Parasitic Worms in Horses are becoming Resistant
Dr. Byrd and Dr. Cheramie offer some hands-on, useful tips for horse owners to put into immediate practice:
Did you know that in early morning hours worm larvae will crawl to the top of a blade of grass, then descend to the roots once the temperature heats up? Or that a single dewdrop can harbor over 100 strongyle larvae? To manage a horse’s environment to minimize parasite exposure, it’s important to understand a parasite’s lifecycle and habits, and take them into account as you design your environment management strategies:
- Remove manure from a pasture at least twice weekly, before larvae become infective.
- Dragging a pasture is OK, but do it during the hottest part of the day when exposed worm eggs and larvae are more likely to die off, not in the cooler morning and evening.
- Keep grass mowed short; it provides fewer places for worms to hide.

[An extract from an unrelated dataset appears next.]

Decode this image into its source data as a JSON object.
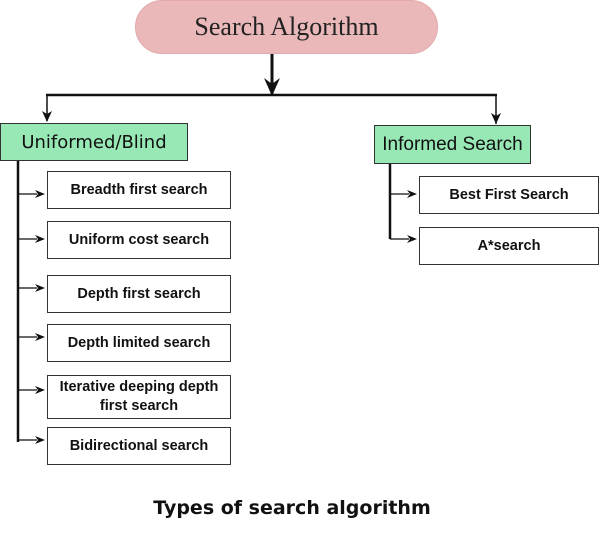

- Dry lots and stalls are less likely to be a problem, provided manure is removed regularly and the area is kept clean.
- Areas where foals and weanlings are kept can be hosed down to remove eggs; hosing is unlikely to kill the eggs.
- When possible, an open grassy area is a better foaling option for mares than a dirt-packed stall floor with bedding on top. If a stall is necessary, power-wash the walls, floor, and mats in between horses to minimize ascarid egg populations.
Counting parasite eggs in manure is something we’d gotten away from as over-the-counter dewormers became widely used. Now, as we need to be more selective and targeted in our anthelmintic use, it makes sense to know what, where, and in whom the target is.
- Have your veterinarian perform fecal egg counts for your horses before they’re dewormed, and keep track of the numbers over time to get a good picture of what’s happening. Use an Internet service like Horsemen’s Laboratory if you want to collect your own samples and mail them in for evaluation. SmartPak also makes a self-collection kit, which can be used to collect fecal samples from other types of animals as well as horses.
- Deworm high-shedding horses more often, low-shedding horses less frequently. Fort Dodge Animal Health has developed a helpful ‘Worm Smart’ PDF with a chart showing shedding classifications, plus a suggested deworming schedule for each shedding class.
- Use a dewormer that’s suited to your parasite population. Consult your veterinarian to determine if a rotational cycle of medications is needed or warranted.
- Isolate new horses. Perform fecal egg counts and deworm appropriately before introducing them to your established herd.
Lisa Kemp is an award-winning writer and marketing consultant for the equine industry. Her definition of a good day is one filled with any combination of horse people, horse images, horse stories, and yes, actual horses. For additional information, visit www.KempEquine.com